    The authors for example consider that, after abolition, the arrival of workers from other areas (Middle East or India implicit) may have brought some of those non-African, non-European lineages. But again the possibilities are many and I would not give these erratics any special importance.

    ReplyDelete
  4. "Of note, the B2, D4, and perhaps even the perfect match native Central American A2 mtdna lineage may not have been native to Jamaica".

    Of course. What you say, Joy, is important (and very interesting) but I guess it is impossible to know for sure. It's also possible that some native Jamaican matrilineages survived or that these belong to native or mixed slaves from Central America (Belize, Miskito Coast).

    Ultimately the pre-Columbian natives of the Caribbean (Taínos, Carib, etc.) were probably original, not from North American or Central America but from the area of Venezuela-Guayanas.
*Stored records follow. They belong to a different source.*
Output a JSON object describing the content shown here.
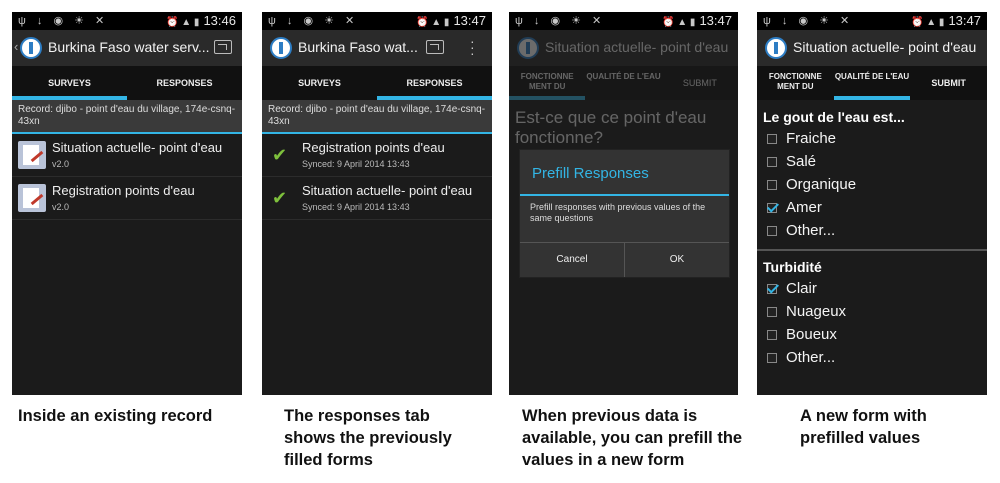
{
  "status_time_1": "13:46",
  "status_time_2": "13:47",
  "status_time_3": "13:47",
  "status_time_4": "13:47",
  "screen1": {
    "title": "Burkina Faso water serv...",
    "tabs": [
      "SURVEYS",
      "RESPONSES"
    ],
    "record": "Record: djibo - point d'eau du village, 174e-csnq-43xn",
    "items": [
      {
        "title": "Situation actuelle- point d'eau",
        "sub": "v2.0"
      },
      {
        "title": "Registration points d'eau",
        "sub": "v2.0"
      }
    ]
  },
  "screen2": {
    "title": "Burkina Faso wat...",
    "tabs": [
      "SURVEYS",
      "RESPONSES"
    ],
    "record": "Record: djibo - point d'eau du village, 174e-csnq-43xn",
    "items": [
      {
        "title": "Registration points d'eau",
        "sub": "Synced: 9 April 2014 13:43"
      },
      {
        "title": "Situation actuelle- point d'eau",
        "sub": "Synced: 9 April 2014 13:43"
      }
    ]
  },
  "screen3": {
    "title": "Situation actuelle- point d'eau",
    "tabs": [
      "FONCTIONNE MENT DU",
      "QUALITÉ DE L'EAU",
      "SUBMIT"
    ],
    "question": "Est-ce que ce point d'eau fonctionne?",
    "dialog": {
      "title": "Prefill Responses",
      "message": "Prefill responses with previous values of the same questions",
      "cancel": "Cancel",
      "ok": "OK"
    }
  },
  "screen4": {
    "title": "Situation actuelle- point d'eau",
    "tabs": [
      "FONCTIONNE MENT DU",
      "QUALITÉ DE L'EAU",
      "SUBMIT"
    ],
    "q1": "Le gout de l'eau est...",
    "q1_options": [
      {
        "label": "Fraiche",
        "checked": false
      },
      {
        "label": "Salé",
        "checked": false
      },
      {
        "label": "Organique",
        "checked": false
      },
      {
        "label": "Amer",
        "checked": true
      },
      {
        "label": "Other...",
        "checked": false
      }
    ],
    "q2": "Turbidité",
    "q2_options": [
      {
        "label": "Clair",
        "checked": true
      },
      {
        "label": "Nuageux",
        "checked": false
      },
      {
        "label": "Boueux",
        "checked": false
      },
      {
        "label": "Other...",
        "checked": false
      }
    ]
  },
  "captions": [
    "Inside an existing record",
    "The responses tab shows the previously filled forms",
    "When previous data is available, you can prefill the values in a new form",
    "A new form with prefilled values"
  ],
  "colors": {
    "accent": "#33b5e5",
    "check": "#7ec03c",
    "background": "#1b1b1b"
  }
}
At least the Taínos of the Greater Antiles are considered relatives of the Arawak of the Orinoco.

    ReplyDelete
  5. @hailtoyou, @Maju

    Yes the Irish were the first slaves in the British colonies in the New World, and 10's of thousands, some accounts put it at 100's of thousands of Irish slaves were exported to the Caribbean. But the vast majority died out as they weren't suitable for tropical/sub-tropical plantation work. The term "redneck" or "redleg" refers to the pejorative term African slaves called Irish slaves. Some Irish slaves survived long enough to intermarry with African slaves, plus some Irish slave girls were forcibly bred with African male slaves to produce a lighter complected household slave, for sale in the Carolinas.

    My parents are 100% Irish and have 100% Jamaican relatives - as identified by 23andMe. My father also has relatives in Barbados and the Bahamas.

    I searched for H2a2b1 among my relatives, and its present in 6 of them

    ReplyDelete
  6. @Maju - So very likely Irish, right?

    Absolutely IMO!

    BTW, I also have 9 mtDNA A2 relatives, plus 1 A2c. Of the A2's, two are Central American, one if from El Salvador and I don't know much about her, the other is from Guatemala. The one from Guatemala stated that her father was 100% Maya, and her mother 1/2 Maya/1/2 Mestizo, then when she later tested her Dad, it turned out that he and my father were related?! Both my parents also have numerous relatives in Mexico.

    ReplyDelete
  7. Hail
    "How could the European line H2a2b1 have ended up in the Jamacian-Black genepool?"

    Don't forget there would have been prostitutes working the garrisons. It wouldn't be at all surprising if some of them had a mixture of white and mixed-race kids.

    ReplyDelete

Please, be reasonably respectful when making comments. I do not tolerate in particular sexism, racism nor homophobia. Personal attacks, manipulation and trolling are also very much unwelcome here.The author reserves the right to delete any abusive comment.

Preliminary comment moderation is... ON (sorry, too many trolls).